**Exercise description:** Your response should be every line from the entries that includes the string "this".

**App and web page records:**

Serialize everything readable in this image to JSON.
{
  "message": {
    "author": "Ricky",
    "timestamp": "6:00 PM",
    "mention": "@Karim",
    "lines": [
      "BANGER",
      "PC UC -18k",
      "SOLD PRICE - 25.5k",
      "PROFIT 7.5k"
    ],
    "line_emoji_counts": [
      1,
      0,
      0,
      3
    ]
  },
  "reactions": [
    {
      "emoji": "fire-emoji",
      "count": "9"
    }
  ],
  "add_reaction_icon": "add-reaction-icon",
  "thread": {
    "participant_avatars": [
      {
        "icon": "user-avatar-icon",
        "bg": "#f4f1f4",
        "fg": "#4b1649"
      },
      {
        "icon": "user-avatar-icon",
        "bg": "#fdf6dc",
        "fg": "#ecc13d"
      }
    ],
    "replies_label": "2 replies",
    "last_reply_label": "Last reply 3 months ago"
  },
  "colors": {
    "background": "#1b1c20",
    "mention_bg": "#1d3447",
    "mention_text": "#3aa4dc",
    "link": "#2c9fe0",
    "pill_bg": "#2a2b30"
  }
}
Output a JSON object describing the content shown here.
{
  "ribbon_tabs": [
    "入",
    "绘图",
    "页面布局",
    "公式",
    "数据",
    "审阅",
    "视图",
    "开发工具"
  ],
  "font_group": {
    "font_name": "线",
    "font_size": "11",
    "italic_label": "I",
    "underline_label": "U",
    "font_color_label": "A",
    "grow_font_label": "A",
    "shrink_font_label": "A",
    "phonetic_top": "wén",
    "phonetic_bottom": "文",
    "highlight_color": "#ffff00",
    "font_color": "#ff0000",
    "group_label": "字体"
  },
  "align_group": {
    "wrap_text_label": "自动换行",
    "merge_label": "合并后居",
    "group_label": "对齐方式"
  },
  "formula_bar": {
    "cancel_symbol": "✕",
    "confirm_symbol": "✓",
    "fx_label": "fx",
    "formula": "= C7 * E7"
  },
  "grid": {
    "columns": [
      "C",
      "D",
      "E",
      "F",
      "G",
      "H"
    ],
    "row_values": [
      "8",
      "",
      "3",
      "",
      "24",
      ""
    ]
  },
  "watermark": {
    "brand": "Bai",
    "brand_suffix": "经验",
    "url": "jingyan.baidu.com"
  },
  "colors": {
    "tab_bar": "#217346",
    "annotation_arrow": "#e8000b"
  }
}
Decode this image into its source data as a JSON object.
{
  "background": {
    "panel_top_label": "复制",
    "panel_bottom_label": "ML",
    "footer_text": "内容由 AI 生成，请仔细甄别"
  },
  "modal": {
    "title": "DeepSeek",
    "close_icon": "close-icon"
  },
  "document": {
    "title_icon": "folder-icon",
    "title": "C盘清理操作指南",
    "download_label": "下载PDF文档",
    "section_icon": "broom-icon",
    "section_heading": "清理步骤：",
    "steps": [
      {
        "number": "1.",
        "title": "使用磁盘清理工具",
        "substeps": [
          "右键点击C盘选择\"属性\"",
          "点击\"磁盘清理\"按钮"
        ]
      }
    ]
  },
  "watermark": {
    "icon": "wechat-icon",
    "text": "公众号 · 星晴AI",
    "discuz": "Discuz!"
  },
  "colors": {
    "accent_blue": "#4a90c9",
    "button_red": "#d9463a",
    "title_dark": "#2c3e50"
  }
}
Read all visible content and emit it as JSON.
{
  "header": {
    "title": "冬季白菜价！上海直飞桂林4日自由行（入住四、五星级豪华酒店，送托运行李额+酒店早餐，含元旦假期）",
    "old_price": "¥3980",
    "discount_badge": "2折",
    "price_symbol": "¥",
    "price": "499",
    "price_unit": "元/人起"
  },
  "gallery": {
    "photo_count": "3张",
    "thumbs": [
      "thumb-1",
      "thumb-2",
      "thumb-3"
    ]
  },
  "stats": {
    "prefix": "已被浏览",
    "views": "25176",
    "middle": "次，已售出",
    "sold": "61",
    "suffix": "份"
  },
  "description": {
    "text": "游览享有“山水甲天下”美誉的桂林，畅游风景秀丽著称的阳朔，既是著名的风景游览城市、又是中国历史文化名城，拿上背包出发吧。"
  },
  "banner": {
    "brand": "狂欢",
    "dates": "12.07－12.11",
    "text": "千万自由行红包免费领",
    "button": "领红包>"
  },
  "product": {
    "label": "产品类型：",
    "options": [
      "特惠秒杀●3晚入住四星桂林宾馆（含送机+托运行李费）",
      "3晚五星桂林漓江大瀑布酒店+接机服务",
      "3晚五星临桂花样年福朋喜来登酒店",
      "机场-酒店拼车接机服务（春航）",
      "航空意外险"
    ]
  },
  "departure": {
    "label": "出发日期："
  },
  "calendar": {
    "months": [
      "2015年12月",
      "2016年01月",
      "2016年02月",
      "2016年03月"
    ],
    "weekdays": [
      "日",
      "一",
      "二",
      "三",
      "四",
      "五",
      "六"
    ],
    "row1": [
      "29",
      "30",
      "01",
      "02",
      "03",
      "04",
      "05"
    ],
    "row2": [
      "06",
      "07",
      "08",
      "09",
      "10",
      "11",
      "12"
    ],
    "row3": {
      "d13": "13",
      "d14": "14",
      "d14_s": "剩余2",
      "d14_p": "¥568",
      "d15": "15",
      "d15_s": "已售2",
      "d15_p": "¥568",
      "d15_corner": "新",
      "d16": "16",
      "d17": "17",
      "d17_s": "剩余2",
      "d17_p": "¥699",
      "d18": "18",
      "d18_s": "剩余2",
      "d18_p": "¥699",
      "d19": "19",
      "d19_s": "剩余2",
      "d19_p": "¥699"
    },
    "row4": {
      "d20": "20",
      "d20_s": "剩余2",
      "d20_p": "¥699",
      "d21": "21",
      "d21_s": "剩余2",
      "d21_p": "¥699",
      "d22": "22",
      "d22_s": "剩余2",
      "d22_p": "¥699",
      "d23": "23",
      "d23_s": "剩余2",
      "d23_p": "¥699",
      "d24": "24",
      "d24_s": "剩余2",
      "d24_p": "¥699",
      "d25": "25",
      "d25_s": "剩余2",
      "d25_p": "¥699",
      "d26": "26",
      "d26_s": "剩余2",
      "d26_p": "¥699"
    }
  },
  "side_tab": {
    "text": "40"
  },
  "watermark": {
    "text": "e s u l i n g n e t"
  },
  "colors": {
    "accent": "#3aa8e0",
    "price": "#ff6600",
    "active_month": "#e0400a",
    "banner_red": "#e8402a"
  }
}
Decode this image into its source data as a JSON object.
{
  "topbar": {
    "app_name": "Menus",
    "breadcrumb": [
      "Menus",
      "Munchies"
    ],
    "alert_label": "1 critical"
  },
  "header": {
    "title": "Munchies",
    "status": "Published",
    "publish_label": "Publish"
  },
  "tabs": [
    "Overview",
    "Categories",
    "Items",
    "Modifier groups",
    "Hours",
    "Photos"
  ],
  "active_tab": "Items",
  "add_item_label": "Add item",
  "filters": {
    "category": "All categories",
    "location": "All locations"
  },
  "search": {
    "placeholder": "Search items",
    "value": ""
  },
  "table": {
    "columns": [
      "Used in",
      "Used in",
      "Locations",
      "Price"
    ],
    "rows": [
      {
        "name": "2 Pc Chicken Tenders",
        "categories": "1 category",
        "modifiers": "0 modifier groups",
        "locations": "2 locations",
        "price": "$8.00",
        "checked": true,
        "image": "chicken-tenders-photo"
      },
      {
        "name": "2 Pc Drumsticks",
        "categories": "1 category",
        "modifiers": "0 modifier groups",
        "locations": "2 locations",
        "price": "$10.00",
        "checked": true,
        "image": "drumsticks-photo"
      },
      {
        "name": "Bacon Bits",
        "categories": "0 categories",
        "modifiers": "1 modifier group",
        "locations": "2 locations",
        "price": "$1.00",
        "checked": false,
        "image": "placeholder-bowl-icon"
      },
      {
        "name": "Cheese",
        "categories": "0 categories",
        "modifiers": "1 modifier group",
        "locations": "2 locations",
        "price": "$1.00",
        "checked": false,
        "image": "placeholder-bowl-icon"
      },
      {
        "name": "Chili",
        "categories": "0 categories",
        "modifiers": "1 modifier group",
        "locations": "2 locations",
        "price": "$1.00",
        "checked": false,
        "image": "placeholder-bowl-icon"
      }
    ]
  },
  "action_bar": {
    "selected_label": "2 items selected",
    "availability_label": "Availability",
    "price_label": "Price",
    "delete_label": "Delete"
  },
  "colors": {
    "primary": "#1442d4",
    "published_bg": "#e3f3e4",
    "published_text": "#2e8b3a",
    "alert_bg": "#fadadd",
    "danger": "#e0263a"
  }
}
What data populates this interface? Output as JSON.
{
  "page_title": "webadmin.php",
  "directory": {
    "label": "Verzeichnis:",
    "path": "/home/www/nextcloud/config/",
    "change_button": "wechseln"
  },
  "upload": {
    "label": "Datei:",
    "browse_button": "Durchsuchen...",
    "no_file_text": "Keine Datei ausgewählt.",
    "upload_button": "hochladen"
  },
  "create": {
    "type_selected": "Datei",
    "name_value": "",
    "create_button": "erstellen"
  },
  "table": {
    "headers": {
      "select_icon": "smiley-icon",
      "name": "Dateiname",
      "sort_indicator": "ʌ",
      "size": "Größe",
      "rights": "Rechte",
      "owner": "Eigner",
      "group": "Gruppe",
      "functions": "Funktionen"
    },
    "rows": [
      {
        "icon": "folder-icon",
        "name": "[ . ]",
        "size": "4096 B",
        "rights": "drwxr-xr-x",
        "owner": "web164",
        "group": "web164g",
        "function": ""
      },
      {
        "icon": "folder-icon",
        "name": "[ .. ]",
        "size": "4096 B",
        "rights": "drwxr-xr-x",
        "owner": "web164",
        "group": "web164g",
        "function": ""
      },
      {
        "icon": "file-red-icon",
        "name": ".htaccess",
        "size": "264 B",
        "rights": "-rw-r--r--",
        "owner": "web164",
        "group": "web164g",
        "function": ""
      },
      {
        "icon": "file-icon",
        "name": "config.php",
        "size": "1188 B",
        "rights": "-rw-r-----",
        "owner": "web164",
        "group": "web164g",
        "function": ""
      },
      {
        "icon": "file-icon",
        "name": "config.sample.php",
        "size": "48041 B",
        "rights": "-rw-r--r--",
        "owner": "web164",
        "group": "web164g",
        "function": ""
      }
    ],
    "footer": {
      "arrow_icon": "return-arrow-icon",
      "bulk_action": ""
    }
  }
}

**Expected answer:**
Serialize everything readable in this image to JSON.
Decode this image into its source data as a JSON object.
Decode this image into its source data as a JSON object.
What data populates this interface? Output as JSON.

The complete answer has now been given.